Coronavirus cases in the United States are at their highest level since tracking began at the beginning of March, according to the New York Times. Thirty-eight states have seen an increase over the past 14 days, including Texas, South Carolina and Michigan, three of the four states where the PGA Tour has played in the four weeks after its three-month hiatus due to the pandemic. The fourth state, Connecticut, has had mostly the same amount of cases.
Webb Simpson says he knows where he’s safe.
“I mentioned to the commissioner last week that based on our numbers, our stats, I told him the safest place anyone can be in the United States right now is on the PGA Tour,” he said before play at this week’s Rocket Mortgage Classic in Detroit. “I mean, we had at that point, that conversation, we had I think seven out of 2,300, 2,400 positive, which is amazing. So the lengths that the Tour is going to to make sure every place we go is safe and secure and our testing and all that, I feel very good about being out here.”
In all, six players have received positive tests on the Tour – Nick Watney at the RBC Heritage two weeks ago; Cameron Champ before the Travelers; Denny McCarthy at the Travelers; and Dylan Frittelli, Harris English and Chad Campbell before the Rocket Mortgage. Simpson, himself, withdrew from last week’s Travelers Championship as a precaution after one of his daughters tested positive for the coronavirus.
Simpson said his daughter’s test was “a fluke thing.”

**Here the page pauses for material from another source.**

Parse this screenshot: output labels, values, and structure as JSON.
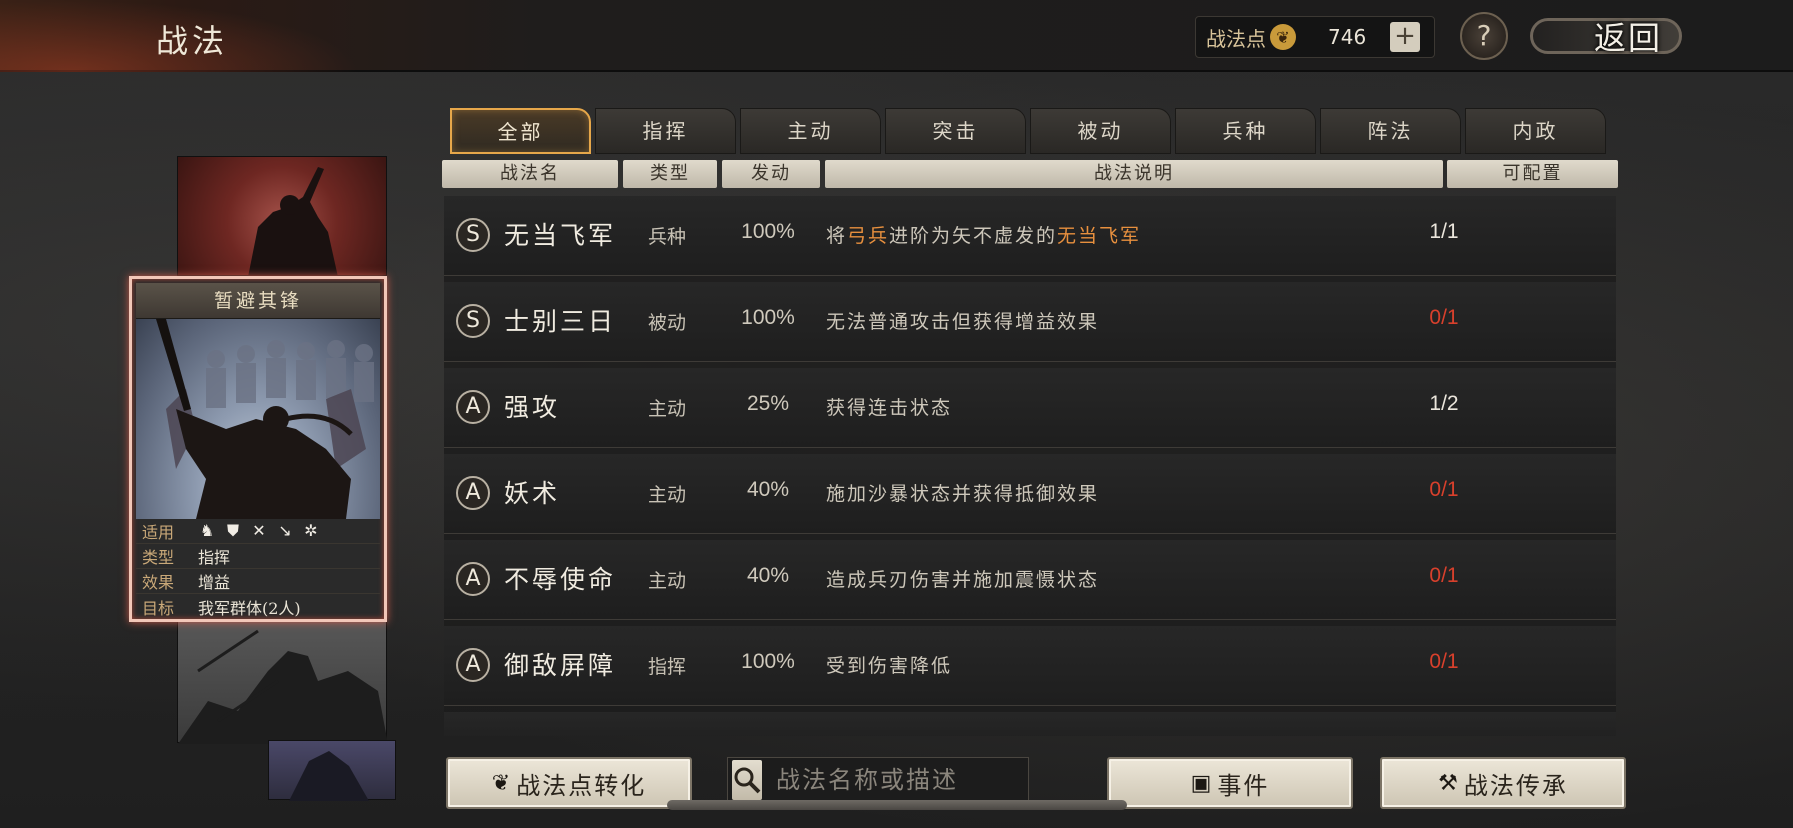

She had banana stuck in her throat, his wife, Dowd, wanted to make sure their daughter’s tonsils were not swollen, and a coronavirus test came back positive. His daughter was tested again, as were he, Dowd and their other four children, and all results came back negative.
“We felt confident that she never had it,” said Simpson, whose withdrawal came one week after winning the RBC Heritage. “Never had any symptoms, no one else had it. We felt great, but obviously a lot of support I felt not only dropping out of Travelers, but just from everyone wishing my daughter well. And it’s a bit odd, I feel like in this pandemic, because a lot of times people might have it and they don’t have any symptoms, or a case like my daughter’s, who we don’t believe had it, and you’re getting these well wishes. So it’s a bit of an odd time.”
Simpson has found comfort in the Tour.
Before the first tournament back, the Charles Schwab Challenge three weeks ago, players were issued protocols that detailed safety on and off the course. They’ve also been revised more than five times, including Wednesday night, when the Tour said it will now allow asymptomatic players and caddies who tested positive back into competition after receiving two negative tests 24 hours apart without symptoms.
Simpson said the players, too, are being more accountable.
“I think this being the fourth tournament, I think guys are so aware of how easy it is to catch this disease that I think everyone else is becoming more strict,” Simpson said. “That first week at Colonial, there were still fist bumps after the round, closer contact I think on the range or player dining. There’s way less of that now. Now, nobody’s touching; maybe an elbow here or there. I’m definitely seeing how it’s affecting everyone, not just those who have had contact with someone.”